The judge also found that the ship’s owner had been prejudiced by the delay:
- If it had known Easy Street had not been paid and intended to arrest the ship to enforce its lien, the owner could have exercised the contractual rights it had against Allied at the time of delivery.
- Asserting a claim in Allied’s bankruptcy proceedings now was futile.
Concluding on the issue of harm and prejudice, the judge stated:
‘The question is whether Leopard was harmed, at any time, in ways that could have been prevented by Easy Street taking action. If harm had occurred but Easy Street still timely brought its claim, then Leopard would bear the costs of the harm.
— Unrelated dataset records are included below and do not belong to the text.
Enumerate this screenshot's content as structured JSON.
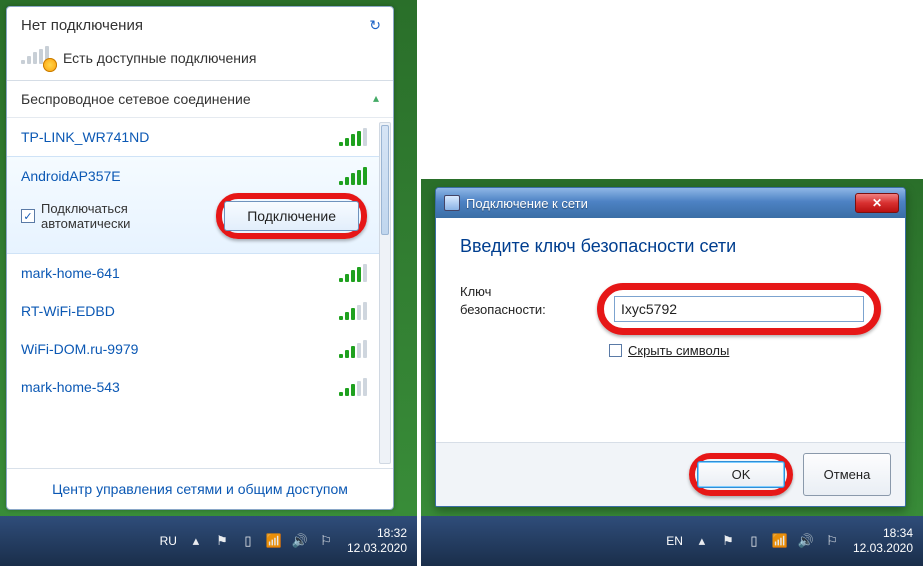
{
  "left": {
    "no_connection": "Нет подключения",
    "available": "Есть доступные подключения",
    "section": "Беспроводное сетевое соединение",
    "networks": [
      {
        "ssid": "TP-LINK_WR741ND",
        "signal": 4,
        "selected": false
      },
      {
        "ssid": "AndroidAP357E",
        "signal": 5,
        "selected": true
      },
      {
        "ssid": "mark-home-641",
        "signal": 4,
        "selected": false
      },
      {
        "ssid": "RT-WiFi-EDBD",
        "signal": 3,
        "selected": false
      },
      {
        "ssid": "WiFi-DOM.ru-9979",
        "signal": 3,
        "selected": false
      },
      {
        "ssid": "mark-home-543",
        "signal": 3,
        "selected": false
      }
    ],
    "auto_connect_label": "Подключаться\nавтоматически",
    "auto_connect_checked": true,
    "connect_button": "Подключение",
    "footer_link": "Центр управления сетями и общим доступом",
    "taskbar": {
      "lang": "RU",
      "time": "18:32",
      "date": "12.03.2020"
    }
  },
  "right": {
    "title": "Подключение к сети",
    "heading": "Введите ключ безопасности сети",
    "key_label": "Ключ безопасности:",
    "key_value": "Ixyc5792",
    "hide_label": "Скрыть символы",
    "hide_checked": false,
    "ok": "OK",
    "cancel": "Отмена",
    "taskbar": {
      "lang": "EN",
      "time": "18:34",
      "date": "12.03.2020"
    }
  }
}
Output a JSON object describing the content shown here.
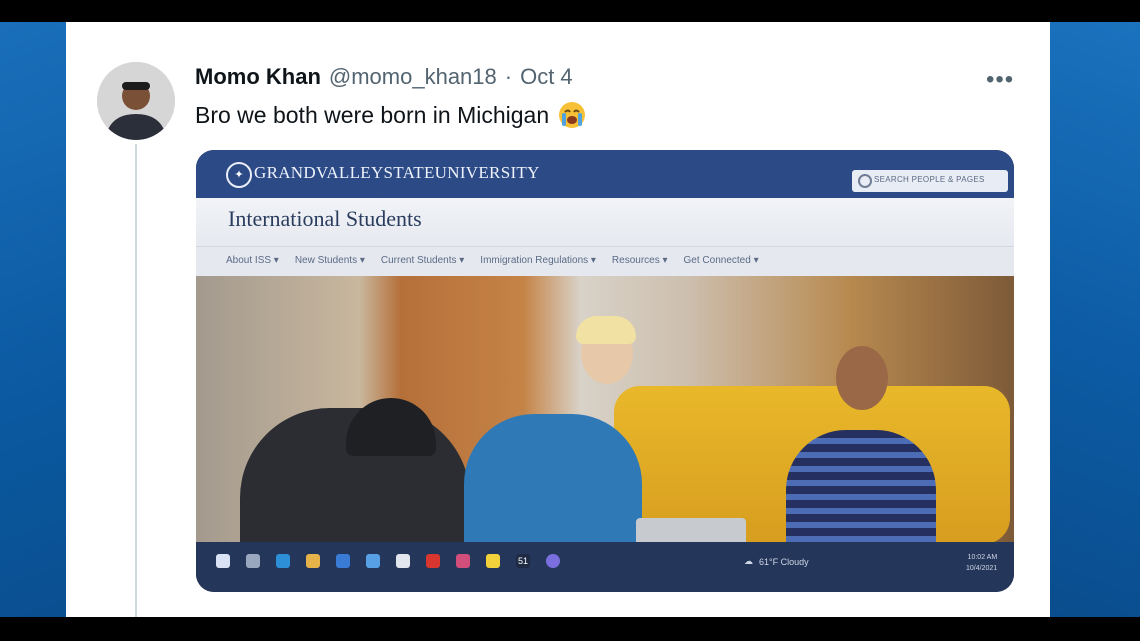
{
  "tweet": {
    "display_name": "Momo Khan",
    "handle": "@momo_khan18",
    "separator": "·",
    "date": "Oct 4",
    "text": "Bro we both were born in Michigan",
    "emoji": "loudly-crying-face-emoji",
    "more_label": "•••"
  },
  "screenshot": {
    "university_name": "GRANDVALLEYSTATEUNIVERSITY",
    "search_placeholder": "SEARCH PEOPLE & PAGES",
    "page_title": "International Students",
    "nav": [
      "About ISS ▾",
      "New Students ▾",
      "Current Students ▾",
      "Immigration Regulations ▾",
      "Resources ▾",
      "Get Connected ▾"
    ],
    "taskbar": {
      "weather": "61°F Cloudy",
      "time": "10:02 AM",
      "date": "10/4/2021",
      "window_label": "51"
    }
  },
  "colors": {
    "brand_blue": "#2c4a86",
    "tweet_text": "#0f1419",
    "muted": "#536471"
  }
}
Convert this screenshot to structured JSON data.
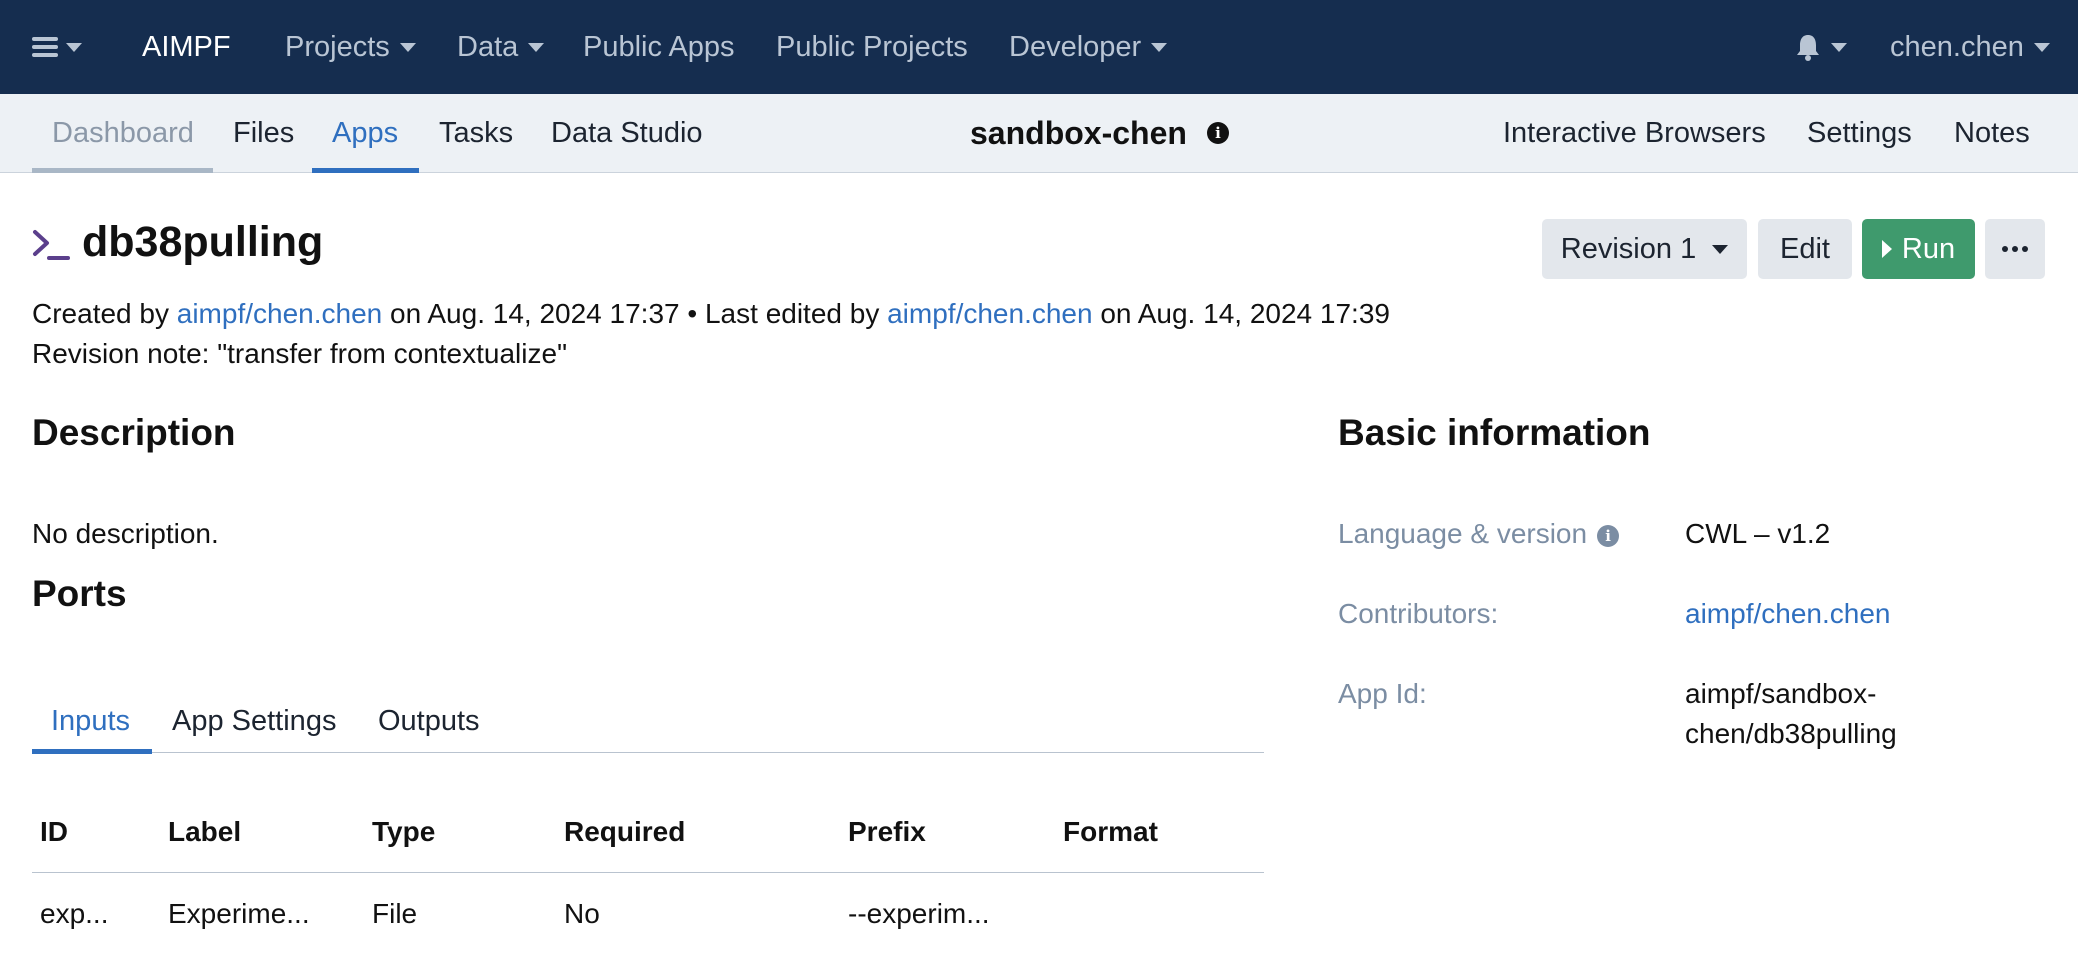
{
  "topbar": {
    "brand": "AIMPF",
    "menu": [
      {
        "label": "Projects",
        "dropdown": true
      },
      {
        "label": "Data",
        "dropdown": true
      },
      {
        "label": "Public Apps",
        "dropdown": false
      },
      {
        "label": "Public Projects",
        "dropdown": false
      },
      {
        "label": "Developer",
        "dropdown": true
      }
    ],
    "user": "chen.chen"
  },
  "subnav": {
    "tabs": [
      "Dashboard",
      "Files",
      "Apps",
      "Tasks",
      "Data Studio"
    ],
    "active_tab": "Apps",
    "project_title": "sandbox-chen",
    "right_links": [
      "Interactive Browsers",
      "Settings",
      "Notes"
    ]
  },
  "app": {
    "title": "db38pulling",
    "created_prefix": "Created by",
    "created_by": "aimpf/chen.chen",
    "created_on": "on Aug. 14, 2024 17:37",
    "separator": "•",
    "edited_prefix": "Last edited by",
    "edited_by": "aimpf/chen.chen",
    "edited_on": "on Aug. 14, 2024 17:39",
    "revision_note": "Revision note: \"transfer from contextualize\""
  },
  "actions": {
    "revision": "Revision 1",
    "edit": "Edit",
    "run": "Run"
  },
  "description": {
    "heading": "Description",
    "text": "No description."
  },
  "ports": {
    "heading": "Ports",
    "tabs": [
      "Inputs",
      "App Settings",
      "Outputs"
    ],
    "active_tab": "Inputs",
    "columns": [
      "ID",
      "Label",
      "Type",
      "Required",
      "Prefix",
      "Format"
    ],
    "rows": [
      [
        "exp...",
        "Experime...",
        "File",
        "No",
        "--experim...",
        ""
      ]
    ]
  },
  "basic_info": {
    "heading": "Basic information",
    "language_label": "Language & version",
    "language_value": "CWL – v1.2",
    "contributors_label": "Contributors:",
    "contributors_value": "aimpf/chen.chen",
    "appid_label": "App Id:",
    "appid_line1": "aimpf/sandbox-",
    "appid_line2": "chen/db38pulling"
  },
  "colors": {
    "navbar": "#152d4f",
    "accent": "#2f6fbf",
    "run_button": "#3f9a6d"
  }
}
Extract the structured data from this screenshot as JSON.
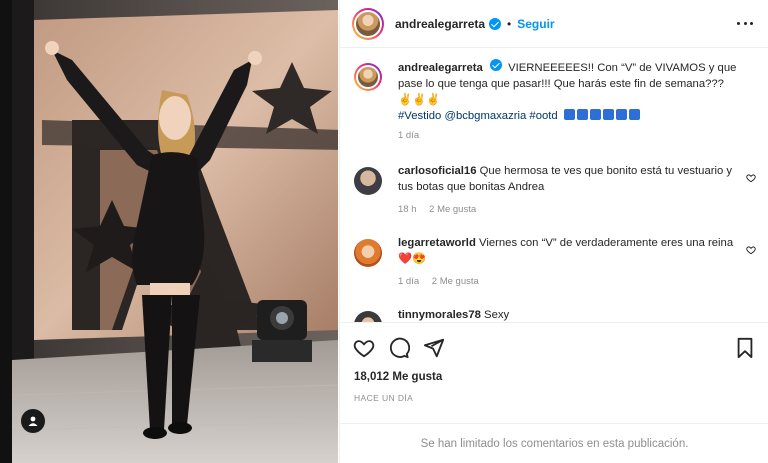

But if a lienholder waits for too long with no excuse, it must bear the prejudicial costs.’
Accordingly, the judge here found that there was ‘inexcusable delay by Easy Street and prejudice to Leopard’ and held ‘that enforcement of Easy Street’s lien is barred by laches’.
The lack of a statute of limitations in United States maritime claims can be frustrating – and costly. However, this case (which is on appeal) shows that United States courts will consider the facts of each case and, when appropriate, find that a claim is untimely made and, therefore, timebarred.
1 This article does not concern maritime torts that result in personal injury or death. In those cases, there is a statute of limitations, 46 United StatesC 30106, which requires such claims to be brought within three years.